PEI came to Canada Cup to medal
* LHP JP Stevenson (Bedeque), headed to Les McTavish‘s Vauxhall Academy this fall, helped Prince Edward Island start the 24th annual Canada Cup with a two-hit, shutout win over Newfoundland ….
By Todd Devlin
LONDON, Ont. — Jason Monaghan believes if you’re going to set goals, you might as well aim high. So when the head coach of Prince Edward Island’s Youth Selects team met with his staff early in the year to discuss their outlook on the season-ending Canada Cup tournament, the focus was clear.
“We set a goal to walk away with a medal,” Monaghan said quite matter-of-factly following his team’s tournament-opening win on Wednesday afternoon — a 3-0 defeat of Newfoundland & Labrador. “A lot of guys [in the past] have come out here and settled … anywhere from fifth to ninth place type of thing. I didn’t want to come here with that assumption that everyone is better than us.”
And so his team put in the work. Monaghan stepped up the program in his second year at the helm and spent countless hours on the field with his province’s top high school-aged ballplayers this summer.
“I think we’re seeing the results of it,” he said. “The last couple of weeks of our season have been really good, so we seem to be peaking at the right time. Hopefully that will carry on through and the boys will come to play this week.”
That was certainly the case in their first game at the 2012 Canada Cup, as they walked away with a shutout victory in the tournament opener. PEI ace JP Stevenson (Bedeque) earned the win, tossing seven scoreless innings and allowing two hits and a walk while striking out six.
The left-handed Stevenson, who is 15 years old, says he’s fully on board with Monaghan’s Canada Cup goals.
“We’ve have a good team this year,” he said. “We’re really aggressive on the base paths, and we play a lot of small ball to move guys around.”
To be frank, that’s something the PEI team will have to do with great success in order to come away with a medal. Based on population alone, Canada’s smallest province always comes into national tournaments as an underdog against the likes of Ontario, British Columbia and Alberta, the notorious baseball powerhouses in the country.
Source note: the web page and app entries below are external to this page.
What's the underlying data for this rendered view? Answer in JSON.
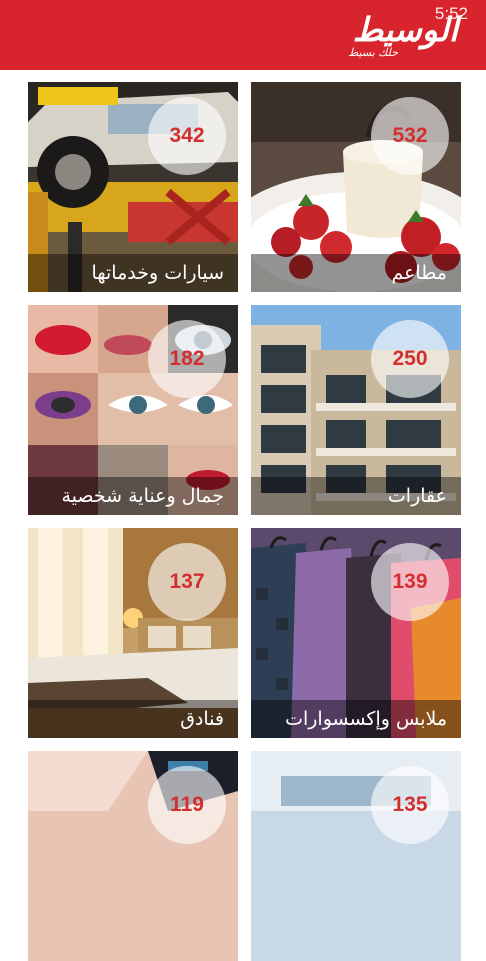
{
  "status_bar": {
    "time": "5:52"
  },
  "header": {
    "logo_text": "الوسيط",
    "logo_tagline": "حلك بسيط"
  },
  "categories": [
    {
      "label": "مطاعم",
      "count": "532"
    },
    {
      "label": "سيارات وخدماتها",
      "count": "342"
    },
    {
      "label": "عقارات",
      "count": "250"
    },
    {
      "label": "جمال وعناية شخصية",
      "count": "182"
    },
    {
      "label": "ملابس وإكسسوارات",
      "count": "139"
    },
    {
      "label": "فنادق",
      "count": "137"
    },
    {
      "label": "",
      "count": "135"
    },
    {
      "label": "",
      "count": "119"
    }
  ],
  "colors": {
    "header": "#d8242c",
    "count_text": "#d32f2f"
  }
}
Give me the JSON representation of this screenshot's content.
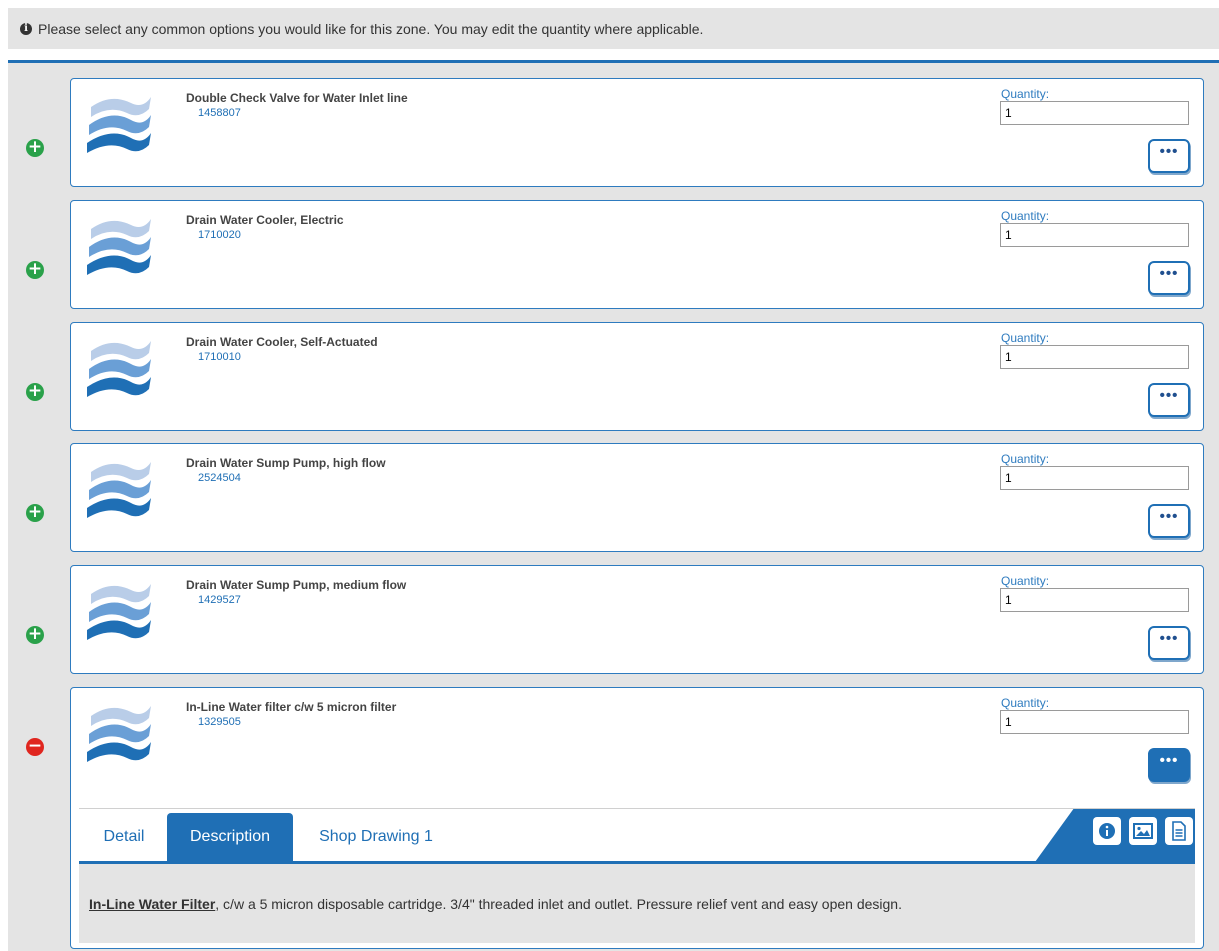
{
  "notice": {
    "icon": "info-icon",
    "text": "Please select any common options you would like for this zone. You may edit the quantity where applicable."
  },
  "items": [
    {
      "name": "Double Check Valve for Water Inlet line",
      "code": "1458807",
      "quantity_label": "Quantity:",
      "quantity": "1",
      "selected": false
    },
    {
      "name": "Drain Water Cooler, Electric",
      "code": "1710020",
      "quantity_label": "Quantity:",
      "quantity": "1",
      "selected": false
    },
    {
      "name": "Drain Water Cooler, Self-Actuated",
      "code": "1710010",
      "quantity_label": "Quantity:",
      "quantity": "1",
      "selected": false
    },
    {
      "name": "Drain Water Sump Pump, high flow",
      "code": "2524504",
      "quantity_label": "Quantity:",
      "quantity": "1",
      "selected": false
    },
    {
      "name": "Drain Water Sump Pump, medium flow",
      "code": "1429527",
      "quantity_label": "Quantity:",
      "quantity": "1",
      "selected": false
    },
    {
      "name": "In-Line Water filter c/w 5 micron filter",
      "code": "1329505",
      "quantity_label": "Quantity:",
      "quantity": "1",
      "selected": true
    }
  ],
  "more_button_label": "•••",
  "detail": {
    "tabs": [
      {
        "label": "Detail",
        "active": false
      },
      {
        "label": "Description",
        "active": true
      },
      {
        "label": "Shop Drawing 1",
        "active": false
      }
    ],
    "tools": [
      "info-icon",
      "image-icon",
      "document-icon"
    ],
    "description_title": "In-Line Water Filter",
    "description_text": ", c/w a 5 micron disposable cartridge. 3/4\" threaded inlet and outlet. Pressure relief vent and easy open design."
  },
  "colors": {
    "accent": "#1f6fb5",
    "add": "#2aa14a",
    "remove": "#e0261f",
    "panel_bg": "#e4e4e4"
  }
}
Alberta and BC also house elite baseball schools, while Ontario has a number of elite travelling summer teams that make a real difference in the talent level of high school-aged players.
But Monaghan is a believer. He sees plenty of positives within the community in PEI which is why he founded the Eastern Baseball Academy three years ago when he returned from his own collegiate career south of the border. And from what he’s seen, he believes the sport is growing in the province.
“I think it is, especially for this age group,” he said. “I find a lot more kids are interested in seeing what opportunities are out there, which is good to see. And this team [Youth Selects] is something that 12 and 13-year-olds can look forward to when they get a bit older.”
The PEI talent has been on display in London this week. Besides Stevenson’s gem, the team got a nice performance from another 15-year-old — Spencer Horne (Cornwall) — who limited Manitoba to one run in an 8-1 victory on Thursday. The right-hander issued seven walks, but he held the Manitobans to three hits while striking out seven.
In between those contests, right-hander Taylor Larkin (St. Peters) also delivered a strong outing — two runs on four hits with six strikeouts over six innings — despite coming away with a loss in a 4-0 game against New Brunswick. This fall, Larkin will head to Niagara Community College.
And the offense has picked things up. Despite hitting just .212 on the tournament thus far, the team scored 12 runs in their last two contests. Dylan McKenna (Cornwall) and Willem Slauenwhite (Cornwall) have led the way, each going 5-for 12 (.417).
Still, getting to the playoff round won’t be an easy task for the PEI squad. With an 8-4 loss to Saskatchewan on Friday night, Canada’s smallest province now holds a record of 2-2 and sits in a tie with Saskatchewan and trails both Manitoba and Nova Scotia by a half-game in Pool B.
But the important thing is, they’re still in the mix. And whether they have to play an extra game to advance to the winner’s crossover, Monaghan says he’s confident in his team and he believes they’re hungry to do whatever it takes.
“We have a lot of guys that are well-developed … a lot of second-year guys,” he said, adding with a chuckle, “and a lot of guys, frankly, that are sick and tired of losing and want to win.”